I am working on a project to implement a remotely lit indicator when triggered through a wireless connection. To make this work I am trying to use existing components as much as possible to eliminate having to build low level electronics. The idea is to use a smart switch that can be triggered remotely via a battery powered fob. The smart switch would then turn ON and OFF the indicator which is wired into the same electrical box as the smart switch. If the indicator is triggered ON from the remote it can then be turned OFF locally using the buttons on the smart switch. There is a problem in that the LED indicator is not fully switched OFF via the smart switch.
The smart switch from Lutron, model number PD-5ANS-WH-R, wired up with the switch using both the LINE (120VAC) and NEUTRAL wires.

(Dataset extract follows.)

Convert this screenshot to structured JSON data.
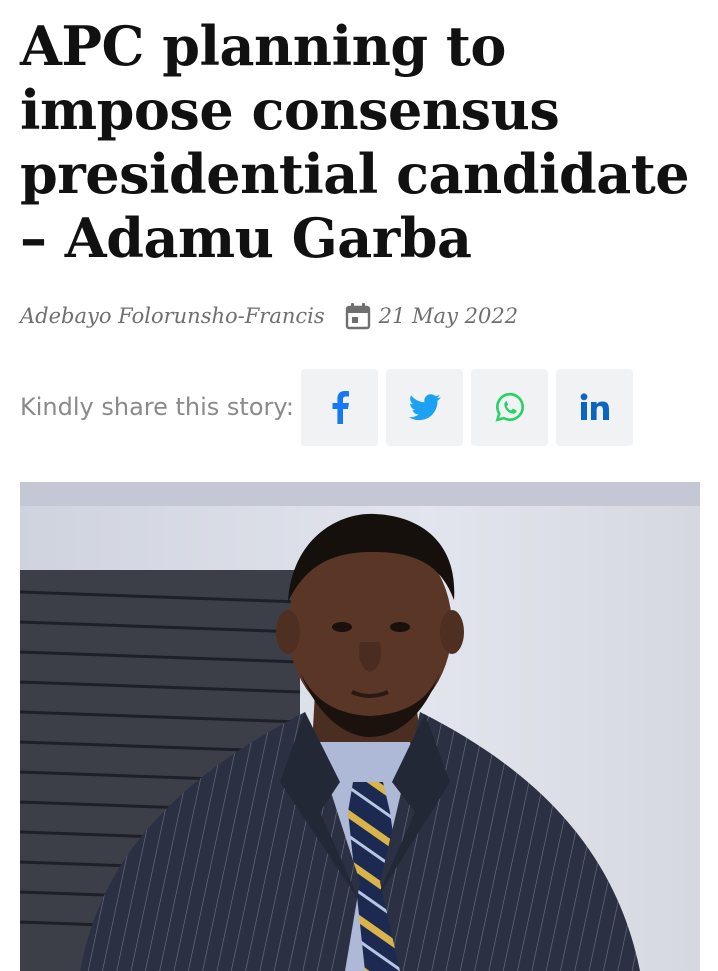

(Picture Source: https://www.amazon.com/gp/product/B07GYBC77S)
The load wire of the smart switch is connected to an LED indicator that is then also connected to the NEUTRAL. The LED indicator is designed to connect directly to a 120VAC power source and is rated to pull up to 10mA when it is ON.
(Picture Source: https://www.amazon.com/gp/product/B01M6WULBK)
The internals of the LED indicator are as shown in the following schematic.
Test data measured with the smart switch and the LED indicator connected up shows the following result for voltage across the indicator and the current through it.
Switch ON - 118VAC - 7.5mA AC - Indicator fully bright
Switch OFF - 12.8VAC - 0.0056mA AC - Indicator very dimly lit
The conventional solution for LEDs that stay dimly lit with a smart switch is to place an incandescent bulb in parallel with the LED. That however is not suitable for my application because of the extra heat and no need for the extra illumination beyond the LED indicator.
I am looking for "out of the box" ideas on how to eliminate the dimly lit behavior of the LED indicator when the smart switch is OFF.
- I tried the suggestion to add a 50K ohm resistor across the indicator. This did reduce the OFF state voltage across the indicator from the 12.8VAC level down to 9.2VAC but the indicator still glows dimly. I really suspect that the added resistor load on the smart switch may increase the leakage current some. Smaller and smaller resistor values could be tried but then there comes the problem of significantly increased power dissipation when the switch is ON and 118VAC appears across the indicator.
- The idea to try placing back to back 33V Zener diodes in series with the indicator is really a non starter because it will reduce the full ON drive to the indicator thus making it not to be as bright as I would like.
- Similar comment regarding trying to hide the dimly lit LEDs with some type of light blocking material. This will also have way too much impact on the fully lit indicator in the ON state which I want to keep as bright as possible.
- I have sent away for a 120VAC compatible red neon bulb indicator to see if that will offer any better behavior on the switch OFF state.
Hopefully some other folks can offer some additional advice that may lead to a workable solution.